## YOUR OBJECTIVE
For every line in the data below that contains "SAMPLER", copy the line.

## EXCERPTED RECORDS
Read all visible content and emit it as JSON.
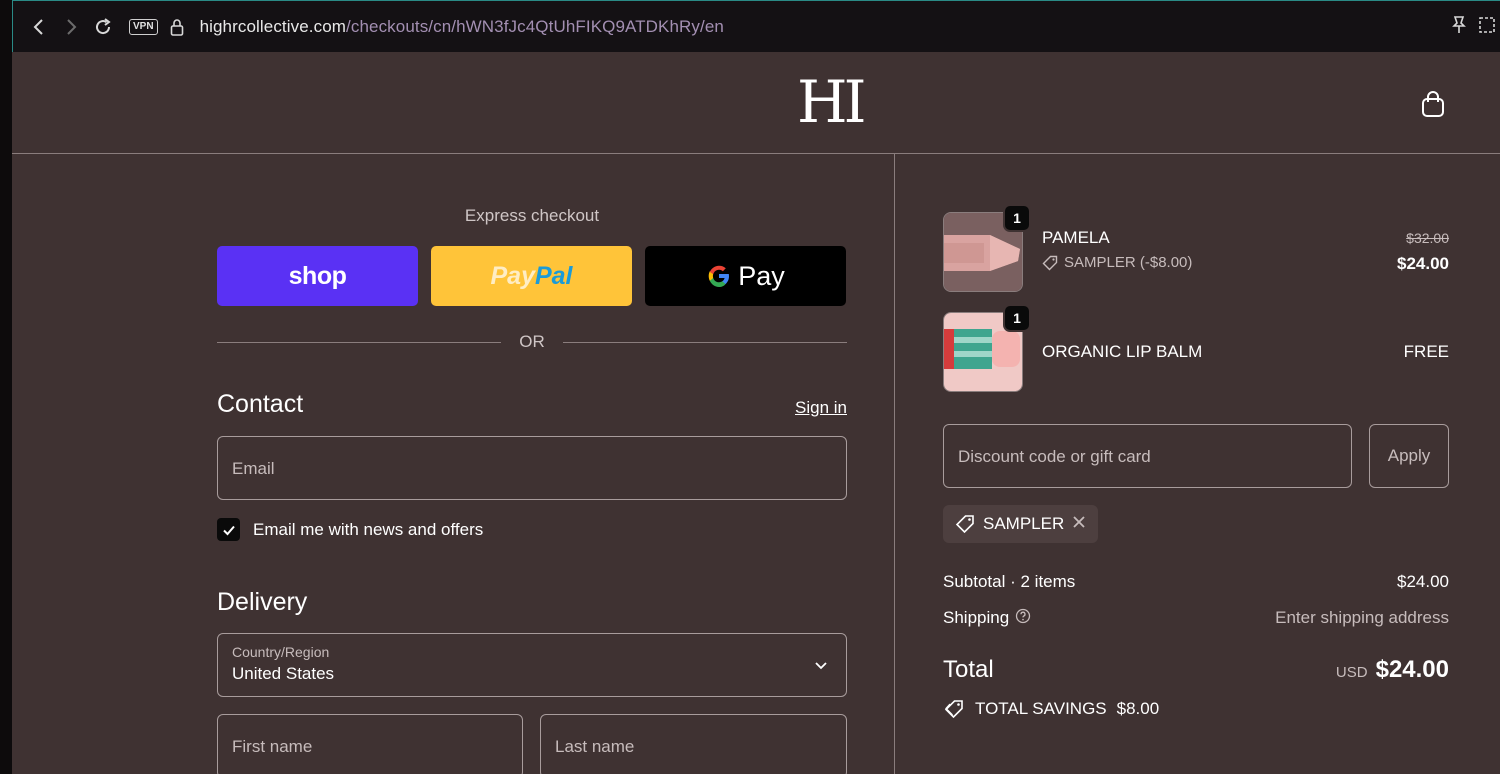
{
  "browser": {
    "url_host": "highrcollective.com",
    "url_path": "/checkouts/cn/hWN3fJc4QtUhFIKQ9ATDKhRy/en",
    "vpn_label": "VPN"
  },
  "header": {
    "logo_text": "HI"
  },
  "express": {
    "title": "Express checkout",
    "shop_label": "shop",
    "paypal_a": "Pay",
    "paypal_b": "Pal",
    "gpay_label": "Pay",
    "or_label": "OR"
  },
  "contact": {
    "title": "Contact",
    "signin_label": "Sign in",
    "email_placeholder": "Email",
    "news_label": "Email me with news and offers",
    "news_checked": true
  },
  "delivery": {
    "title": "Delivery",
    "country_label": "Country/Region",
    "country_value": "United States",
    "first_name_placeholder": "First name",
    "last_name_placeholder": "Last name"
  },
  "cart": {
    "items": [
      {
        "name": "PAMELA",
        "quantity": "1",
        "discount_label": "SAMPLER (-$8.00)",
        "original_price": "$32.00",
        "price": "$24.00"
      },
      {
        "name": "ORGANIC LIP BALM",
        "quantity": "1",
        "price": "FREE"
      }
    ],
    "discount_placeholder": "Discount code or gift card",
    "apply_label": "Apply",
    "applied_code": "SAMPLER"
  },
  "summary": {
    "subtotal_label": "Subtotal · 2 items",
    "subtotal_value": "$24.00",
    "shipping_label": "Shipping",
    "shipping_value": "Enter shipping address",
    "total_label": "Total",
    "currency": "USD",
    "total_value": "$24.00",
    "savings_label": "TOTAL SAVINGS",
    "savings_value": "$8.00"
  },
  "colors": {
    "page_bg": "#3f3232",
    "shop_purple": "#5a31f4",
    "paypal_yellow": "#ffc439",
    "gpay_black": "#000000"
  }
}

## RESULT
        "discount_label": "SAMPLER (-$8.00)",
    "applied_code": "SAMPLER"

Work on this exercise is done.